Apple’s iPhone on Thursday took first place for the fourth year running in J.D. Power and Associates’ smartphone customer satisfaction rankings.
Americans are also keeping their mobile phones longer than ever, the market research firm said, and paying monthly bills 13 per cent higher than three years ago.
Apple scored 800 out of a possible 1,000 points in J.D. Power’s customer satisfaction survey, leading the two closest rival makers Motorola, with 791, and HTC, with 781. Apple’s margin over the second and third place makers, however, was narrower than last year, when the iPhone beat LG and Samsung smartphones by 11 and 19 points, respectively.
The industry average for smartphone satisfaction was 754.

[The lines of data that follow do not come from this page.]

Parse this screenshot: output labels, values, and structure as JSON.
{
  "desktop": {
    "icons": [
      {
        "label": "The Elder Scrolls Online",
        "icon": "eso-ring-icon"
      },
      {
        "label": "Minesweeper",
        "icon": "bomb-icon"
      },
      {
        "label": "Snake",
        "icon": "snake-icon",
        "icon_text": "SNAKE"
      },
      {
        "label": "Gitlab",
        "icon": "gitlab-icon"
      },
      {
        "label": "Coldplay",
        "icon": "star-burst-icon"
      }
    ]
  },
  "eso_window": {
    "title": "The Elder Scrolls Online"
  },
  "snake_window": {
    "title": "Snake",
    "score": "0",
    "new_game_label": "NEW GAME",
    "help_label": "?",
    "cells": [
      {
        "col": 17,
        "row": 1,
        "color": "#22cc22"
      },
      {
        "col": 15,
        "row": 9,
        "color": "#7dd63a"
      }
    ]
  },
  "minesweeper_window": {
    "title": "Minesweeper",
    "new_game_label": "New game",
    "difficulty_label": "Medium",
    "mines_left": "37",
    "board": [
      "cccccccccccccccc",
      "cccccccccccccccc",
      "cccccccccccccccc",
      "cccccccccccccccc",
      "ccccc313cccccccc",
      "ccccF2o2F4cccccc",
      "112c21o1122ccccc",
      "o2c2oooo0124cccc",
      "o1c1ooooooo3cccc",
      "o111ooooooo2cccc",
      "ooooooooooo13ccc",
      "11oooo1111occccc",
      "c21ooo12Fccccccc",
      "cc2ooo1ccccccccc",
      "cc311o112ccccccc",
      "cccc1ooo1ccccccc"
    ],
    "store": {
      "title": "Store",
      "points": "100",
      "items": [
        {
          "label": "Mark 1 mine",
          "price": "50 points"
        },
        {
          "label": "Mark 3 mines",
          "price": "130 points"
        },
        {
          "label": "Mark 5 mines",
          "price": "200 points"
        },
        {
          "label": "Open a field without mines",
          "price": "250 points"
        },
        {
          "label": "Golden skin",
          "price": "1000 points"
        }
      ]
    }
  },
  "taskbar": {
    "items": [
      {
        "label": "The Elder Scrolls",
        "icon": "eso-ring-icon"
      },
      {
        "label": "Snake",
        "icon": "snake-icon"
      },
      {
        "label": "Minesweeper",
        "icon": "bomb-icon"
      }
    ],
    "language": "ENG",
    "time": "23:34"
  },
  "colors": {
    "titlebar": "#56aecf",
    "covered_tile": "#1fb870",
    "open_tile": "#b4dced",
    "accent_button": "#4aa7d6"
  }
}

Although J.D. Power did not single out any specific model or models made by Motorola or HTC, both companies have bet heavily on Android. Motorola, for instance, markets the Droid X and Droid 2, while HTC sells the Droid Incredible and Evo 4G. All rely on Google’s mobile operating system.
J.D. Power measured customer satisfaction by weighting several question categories, giving prominence to ease of operation and the smartphone’s operating system — each worth 26 per cent of the final score — and discounting battery functionality (just 8 per cent of the total).
The battery category was the only one of the five that Apple did not ace.
J.D. Power’s nod wasn’t’ the first for Apple’s iPhone this year.
Last July, surveys conducted by market research company ChangeWave said that 93 per cent of iPhone 4 owners checked “very satisfied” or “somewhat satisfied” when asked how they felt about their phones. Although that total was down from the 99 per cent who said the same the year before about the then-new iPhone 3GS, ChangeWave’s director of research said Apple should be happy with the results, all things considered.
“I think it’s quite an accomplishment that this satisfaction [rating] stayed up that high after all this,” Carton said at the time.
The “this” Carton referred to was the brouhaha over the iPhone 4’s dropping calls when it was held in certain ways. Apple CEO Steve Jobs derided the public relations mess as “Antennagate” during a hastily called news conference on July 16, during which he defended the iPhone 4, said competitors’ phones suffered the same problem, and promised every iPhone 4 owner a free case to quell the complaints.
One of the few dissenting voices this year has been Consumer Reports magazine, which has refused to recommend the iPhone 4 even though the smartphone scored highest in its evaluation.
Consumer Reports first called out Apple over the antenna issue in July, and this month repeated its “not recommended” position after Apple announced it would halt the free case program at the end of this month.
J.D. Power’s survey also noted that U.S. mobile phone owners were holding on to their handsets for an average of 20.5 months, the longest stretch since the company started tracking cell phones in 1999.
Kirk Parsons, J.D. Power’s senior director of wireless services, had a theory to explain the trend. “One possible reason is that more customers are delaying an upgrade purchase due to the general economic downturn,” he said in a statement. “Consumers are really watching their wallets.”
Another contributing factor may be the higher monthly mobile bills people are paying. The average monthly wireless bill in 2010 was $78, a 13 per cent jump from 2007’s $69.
Parsons attributed the increase to additional data services, higher texting volumes and added taxes and fees.
The smartphone manufacturers that scored under the industry average in J.D. Power’s survey included BlackBerry maker Research in Motion (which scored 737), Samsung (735), Palm (726), and Nokia (711).
Gregg Keizer covers Microsoft, security issues, Apple, Web browsers and general technology breaking news for Computerworld.